Raw data:
◇ ◇ ◇ ◇ ◇ ◇ ◇

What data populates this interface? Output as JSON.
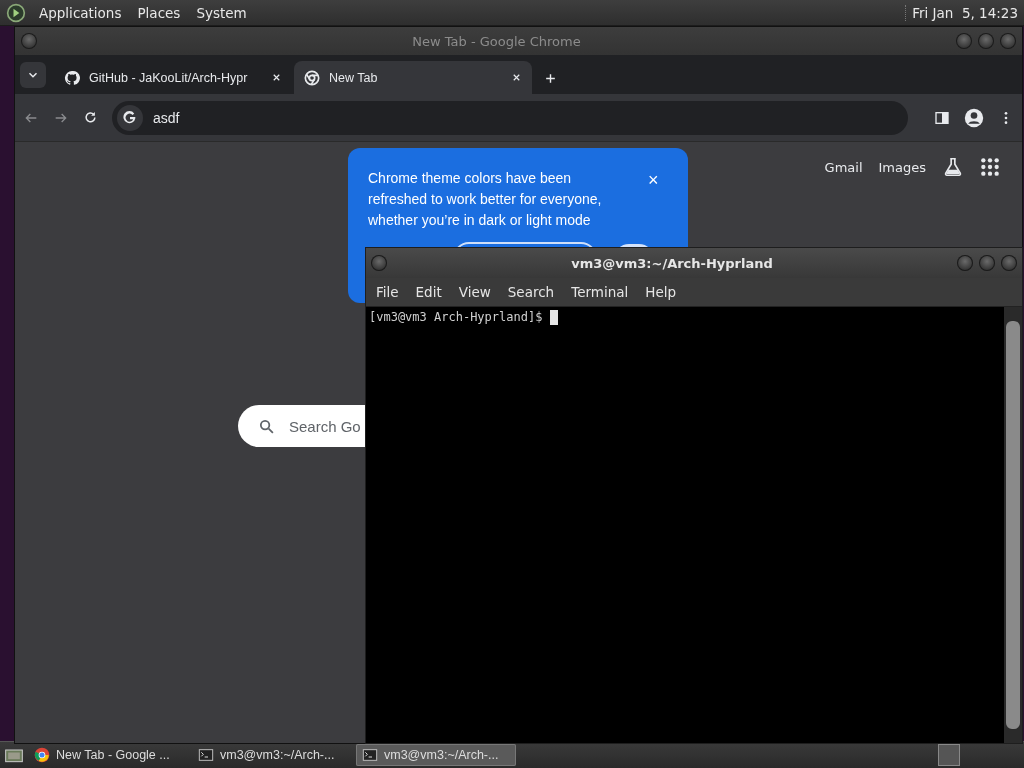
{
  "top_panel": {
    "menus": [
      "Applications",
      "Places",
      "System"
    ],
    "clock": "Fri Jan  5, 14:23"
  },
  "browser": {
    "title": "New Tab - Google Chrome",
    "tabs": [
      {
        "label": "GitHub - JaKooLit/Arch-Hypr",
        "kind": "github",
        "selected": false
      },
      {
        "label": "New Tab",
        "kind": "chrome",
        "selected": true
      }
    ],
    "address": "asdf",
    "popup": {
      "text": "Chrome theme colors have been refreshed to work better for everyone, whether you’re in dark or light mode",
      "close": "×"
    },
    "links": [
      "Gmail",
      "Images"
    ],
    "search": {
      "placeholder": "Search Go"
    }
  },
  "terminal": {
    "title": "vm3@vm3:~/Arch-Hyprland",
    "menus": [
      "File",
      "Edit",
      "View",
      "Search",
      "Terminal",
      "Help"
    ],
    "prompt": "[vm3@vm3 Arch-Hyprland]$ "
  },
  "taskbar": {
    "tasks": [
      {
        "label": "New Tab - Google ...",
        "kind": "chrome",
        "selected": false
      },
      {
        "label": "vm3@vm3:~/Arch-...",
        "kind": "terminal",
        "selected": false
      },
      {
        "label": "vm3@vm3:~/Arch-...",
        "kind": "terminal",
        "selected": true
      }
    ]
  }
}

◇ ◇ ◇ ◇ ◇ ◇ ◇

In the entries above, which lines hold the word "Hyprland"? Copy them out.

    "title": "vm3@vm3:~/Arch-Hyprland",
    "prompt": "[vm3@vm3 Arch-Hyprland]$ "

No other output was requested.